Exercise brief: The reply must contain all of the records, unchanged.

Data records:
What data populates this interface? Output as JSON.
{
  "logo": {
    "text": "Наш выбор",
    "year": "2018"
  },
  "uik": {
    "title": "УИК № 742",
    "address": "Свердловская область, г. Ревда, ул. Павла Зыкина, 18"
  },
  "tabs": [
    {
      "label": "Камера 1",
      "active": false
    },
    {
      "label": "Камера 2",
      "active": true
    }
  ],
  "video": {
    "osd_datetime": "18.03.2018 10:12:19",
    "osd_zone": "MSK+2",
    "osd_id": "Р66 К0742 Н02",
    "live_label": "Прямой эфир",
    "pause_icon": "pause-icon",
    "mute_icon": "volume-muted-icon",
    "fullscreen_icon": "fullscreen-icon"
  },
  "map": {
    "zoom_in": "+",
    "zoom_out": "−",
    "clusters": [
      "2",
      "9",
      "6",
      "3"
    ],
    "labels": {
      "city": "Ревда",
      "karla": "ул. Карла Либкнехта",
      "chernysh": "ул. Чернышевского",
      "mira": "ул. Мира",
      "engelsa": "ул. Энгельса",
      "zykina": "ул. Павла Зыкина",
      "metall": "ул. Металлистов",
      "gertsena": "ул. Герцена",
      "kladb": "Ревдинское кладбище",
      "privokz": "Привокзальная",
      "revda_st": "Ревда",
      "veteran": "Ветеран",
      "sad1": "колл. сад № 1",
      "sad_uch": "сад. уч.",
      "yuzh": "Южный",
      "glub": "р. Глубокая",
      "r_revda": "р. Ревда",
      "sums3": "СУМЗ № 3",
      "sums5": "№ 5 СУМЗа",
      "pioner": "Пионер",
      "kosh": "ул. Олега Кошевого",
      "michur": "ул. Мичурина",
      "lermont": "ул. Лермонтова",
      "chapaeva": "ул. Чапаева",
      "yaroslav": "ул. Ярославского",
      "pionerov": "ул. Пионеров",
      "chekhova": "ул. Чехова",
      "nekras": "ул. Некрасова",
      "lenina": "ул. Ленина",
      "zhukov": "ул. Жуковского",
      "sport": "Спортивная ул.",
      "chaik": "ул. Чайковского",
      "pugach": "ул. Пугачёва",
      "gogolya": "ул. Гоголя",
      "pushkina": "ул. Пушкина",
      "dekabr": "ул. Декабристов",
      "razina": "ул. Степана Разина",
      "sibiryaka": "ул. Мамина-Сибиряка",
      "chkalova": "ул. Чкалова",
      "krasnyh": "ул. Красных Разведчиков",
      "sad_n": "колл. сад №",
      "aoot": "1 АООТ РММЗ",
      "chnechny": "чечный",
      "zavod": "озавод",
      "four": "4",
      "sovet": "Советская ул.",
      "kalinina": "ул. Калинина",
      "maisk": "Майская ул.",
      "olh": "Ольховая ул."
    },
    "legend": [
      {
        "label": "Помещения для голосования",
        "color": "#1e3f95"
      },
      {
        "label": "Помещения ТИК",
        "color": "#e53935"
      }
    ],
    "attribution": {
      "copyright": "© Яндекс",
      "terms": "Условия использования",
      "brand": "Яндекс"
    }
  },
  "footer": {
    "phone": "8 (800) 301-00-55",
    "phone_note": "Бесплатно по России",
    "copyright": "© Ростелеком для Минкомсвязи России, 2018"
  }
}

Your response:
What data populates this interface? Output as JSON.
{
  "logo": {
    "text": "Наш выбор",
    "year": "2018"
  },
  "uik": {
    "title": "УИК № 742",
    "address": "Свердловская область, г. Ревда, ул. Павла Зыкина, 18"
  },
  "tabs": [
    {
      "label": "Камера 1",
      "active": false
    },
    {
      "label": "Камера 2",
      "active": true
    }
  ],
  "video": {
    "osd_datetime": "18.03.2018 10:12:19",
    "osd_zone": "MSK+2",
    "osd_id": "Р66 К0742 Н02",
    "live_label": "Прямой эфир",
    "pause_icon": "pause-icon",
    "mute_icon": "volume-muted-icon",
    "fullscreen_icon": "fullscreen-icon"
  },
  "map": {
    "zoom_in": "+",
    "zoom_out": "−",
    "clusters": [
      "2",
      "9",
      "6",
      "3"
    ],
    "labels": {
      "city": "Ревда",
      "karla": "ул. Карла Либкнехта",
      "chernysh": "ул. Чернышевского",
      "mira": "ул. Мира",
      "engelsa": "ул. Энгельса",
      "zykina": "ул. Павла Зыкина",
      "metall": "ул. Металлистов",
      "gertsena": "ул. Герцена",
      "kladb": "Ревдинское кладбище",
      "privokz": "Привокзальная",
      "revda_st": "Ревда",
      "veteran": "Ветеран",
      "sad1": "колл. сад № 1",
      "sad_uch": "сад. уч.",
      "yuzh": "Южный",
      "glub": "р. Глубокая",
      "r_revda": "р. Ревда",
      "sums3": "СУМЗ № 3",
      "sums5": "№ 5 СУМЗа",
      "pioner": "Пионер",
      "kosh": "ул. Олега Кошевого",
      "michur": "ул. Мичурина",
      "lermont": "ул. Лермонтова",
      "chapaeva": "ул. Чапаева",
      "yaroslav": "ул. Ярославского",
      "pionerov": "ул. Пионеров",
      "chekhova": "ул. Чехова",
      "nekras": "ул. Некрасова",
      "lenina": "ул. Ленина",
      "zhukov": "ул. Жуковского",
      "sport": "Спортивная ул.",
      "chaik": "ул. Чайковского",
      "pugach": "ул. Пугачёва",
      "gogolya": "ул. Гоголя",
      "pushkina": "ул. Пушкина",
      "dekabr": "ул. Декабристов",
      "razina": "ул. Степана Разина",
      "sibiryaka": "ул. Мамина-Сибиряка",
      "chkalova": "ул. Чкалова",
      "krasnyh": "ул. Красных Разведчиков",
      "sad_n": "колл. сад №",
      "aoot": "1 АООТ РММЗ",
      "chnechny": "чечный",
      "zavod": "озавод",
      "four": "4",
      "sovet": "Советская ул.",
      "kalinina": "ул. Калинина",
      "maisk": "Майская ул.",
      "olh": "Ольховая ул."
    },
    "legend": [
      {
        "label": "Помещения для голосования",
        "color": "#1e3f95"
      },
      {
        "label": "Помещения ТИК",
        "color": "#e53935"
      }
    ],
    "attribution": {
      "copyright": "© Яндекс",
      "terms": "Условия использования",
      "brand": "Яндекс"
    }
  },
  "footer": {
    "phone": "8 (800) 301-00-55",
    "phone_note": "Бесплатно по России",
    "copyright": "© Ростелеком для Минкомсвязи России, 2018"
  }
}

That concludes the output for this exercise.